We’re assuming that Publicis Groupe’s Maurice Levy, who postponed his retirement last year, does indeed want to catch WPP and Omnicom but that seems to be the message from the string of (admittedly small) acquisitions the company has made since the ad business began to emerge, blinking, from recession.
Publicis Groupe has just bought a majority stake in Indian healthcare agency Watermelon, possibly an indication of the growing influence of Francois Sarkozy, the French president’s younger brother, who sold his healthcare agency ACE to PG last year.
This comes hard on the heels of PG buying London agencies Chemistry and Kitkatt Nohr and some small companies in China.
None of these will materially affect the gap between PG and marcoms leader WPP and second-placed Omnicom (PG is about half the size of $15bn plus WPP with Omnicom just behind).
But every little helps of course. Levy might argue that the various companies are pursuing different strategies these days, so size comparisons are invidious.
WPP, according to its CEO Sir Martin Sorrell, is focusing on data in the belief that such information is the one thing that clients will always need to buy. Providing data though is still a people-heavy business which is one reason why the smaller Omnicom (whose emphasis still seems to be on its big creative agency networks BBDO, DDB and TBWA) still makes the most profit.
Sorrell has also focussed on buying as many agencies as he can in emerging markets because they are entering a period in which advertising spending (traditional and digital) is booming, just like it did in the West from the 1960s to the 1980s.
So WPP has recently bought Vietnam’s Who Digital to fold into its Ogilvy One outpost in Ho Chi Minh City.

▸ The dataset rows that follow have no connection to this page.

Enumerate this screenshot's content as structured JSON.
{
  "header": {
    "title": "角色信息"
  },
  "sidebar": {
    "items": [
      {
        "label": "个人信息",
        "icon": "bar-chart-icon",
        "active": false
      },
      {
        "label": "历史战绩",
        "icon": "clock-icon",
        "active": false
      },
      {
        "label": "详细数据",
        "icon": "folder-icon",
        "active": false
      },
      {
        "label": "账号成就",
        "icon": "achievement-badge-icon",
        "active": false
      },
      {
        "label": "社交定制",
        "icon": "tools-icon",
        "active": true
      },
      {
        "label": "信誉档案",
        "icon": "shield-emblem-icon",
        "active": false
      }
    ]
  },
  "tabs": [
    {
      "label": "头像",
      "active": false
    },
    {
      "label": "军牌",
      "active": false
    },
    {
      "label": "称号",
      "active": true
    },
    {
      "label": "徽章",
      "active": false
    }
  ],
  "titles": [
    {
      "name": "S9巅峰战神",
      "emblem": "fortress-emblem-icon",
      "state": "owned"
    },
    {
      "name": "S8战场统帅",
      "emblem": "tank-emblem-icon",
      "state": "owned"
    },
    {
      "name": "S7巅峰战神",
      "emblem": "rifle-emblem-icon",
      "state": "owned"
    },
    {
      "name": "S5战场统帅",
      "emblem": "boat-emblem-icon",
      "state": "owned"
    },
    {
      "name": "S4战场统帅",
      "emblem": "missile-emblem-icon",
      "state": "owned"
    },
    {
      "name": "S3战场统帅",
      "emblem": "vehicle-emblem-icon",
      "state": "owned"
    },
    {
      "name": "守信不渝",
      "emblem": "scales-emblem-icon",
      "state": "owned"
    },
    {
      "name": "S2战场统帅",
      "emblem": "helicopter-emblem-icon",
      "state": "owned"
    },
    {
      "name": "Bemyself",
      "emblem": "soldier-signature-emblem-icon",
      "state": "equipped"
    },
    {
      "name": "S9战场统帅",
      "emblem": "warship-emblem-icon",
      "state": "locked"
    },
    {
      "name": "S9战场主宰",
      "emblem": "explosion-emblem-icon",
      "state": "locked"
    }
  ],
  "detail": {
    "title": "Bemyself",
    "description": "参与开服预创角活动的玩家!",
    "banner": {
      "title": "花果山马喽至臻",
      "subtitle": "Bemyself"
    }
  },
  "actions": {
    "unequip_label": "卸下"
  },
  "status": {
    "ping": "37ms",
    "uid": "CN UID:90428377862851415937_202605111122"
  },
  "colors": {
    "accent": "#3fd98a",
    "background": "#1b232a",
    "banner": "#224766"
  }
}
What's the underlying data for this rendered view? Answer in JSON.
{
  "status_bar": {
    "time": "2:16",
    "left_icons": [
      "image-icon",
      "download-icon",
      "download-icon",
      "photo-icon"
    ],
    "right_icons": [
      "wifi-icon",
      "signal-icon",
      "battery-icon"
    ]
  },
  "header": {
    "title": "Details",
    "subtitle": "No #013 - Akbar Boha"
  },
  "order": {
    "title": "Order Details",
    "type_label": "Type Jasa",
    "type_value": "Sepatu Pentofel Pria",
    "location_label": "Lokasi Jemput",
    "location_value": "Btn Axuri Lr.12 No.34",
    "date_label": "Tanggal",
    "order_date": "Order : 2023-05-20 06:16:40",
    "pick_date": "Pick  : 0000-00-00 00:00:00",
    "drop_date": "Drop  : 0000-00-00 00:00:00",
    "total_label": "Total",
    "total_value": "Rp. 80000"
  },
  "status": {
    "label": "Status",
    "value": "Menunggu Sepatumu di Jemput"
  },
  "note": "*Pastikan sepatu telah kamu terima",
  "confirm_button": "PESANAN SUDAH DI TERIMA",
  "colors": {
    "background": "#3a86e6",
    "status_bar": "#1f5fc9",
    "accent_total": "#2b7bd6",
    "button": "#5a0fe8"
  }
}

Levy too has been wielding his cheque book to some effect in emerging markets, buying 49 per cent of Brazil’s Talent agency last year. PG has the advantage (in some people’s eyes anyway) of being a rather more relaxed owner than WPP. It pioneered the 49 per cent route a decade ago with London hotshop Bartle Bogle Hegarty.
Levy has also invested more dramatically than his rivals in digital, buying Razorfish and Digitas.
So some clear differences are emerging between the way Sorrell, Levy and Omnicom’s John Wren see the marcoms world developing.
WPP may own four big creative networks (O&M, JWT, Y&R and Grey) but the focus seems to be on data (WPP’s Kantar operation which houses its last big acquisition, UK researcher TNS), media (which it seems to see as a branch of the data business, calling it media investment) and emerging markets.
Omnicom recently announced it is to pursue partnerships with big tech firms like Google, Microsoft and Yahoo rather than build or buy its own digital players. So its strategy seems to be good, old advertising.
Levy’s seems to be digital, consultancy (particularly healthcare) and emerging markets.
But most companies in these markets (with the exception of the likes of Razorfish which PG bought from Microsoft for $500m) are quite small. A game-changing deal would probably have to come from somewhere else.
Which brings us back to perennial takeover targets media buyer Aegis, smaller French rival Havas and the once-mighty Interpublic, now in fourth place in the marcoms stakes behind PG.
Interpublic is finally recovering after a fraught few years and is big enough in its home market of the US anyway. The more you think about it the better the fit with Havas looks.
With Euro RSCG and media buyer MPG (and a bright new CEO in Euro RSCG’s David Jones) Havas would boost Publicis Groupe up to about $11bn, close enough to have Sorrell and Wren looking over their shoulder even more than they’re doing at the moment.
Now there may be inscrutable French political reasons why Publicis and Havas, rivals for decades, would not merge or wouldn’t be allowed to merge. Maybe Levy and Havas chairman Vincent Bollore don’t like each other.
But it’s an intriguing prospect.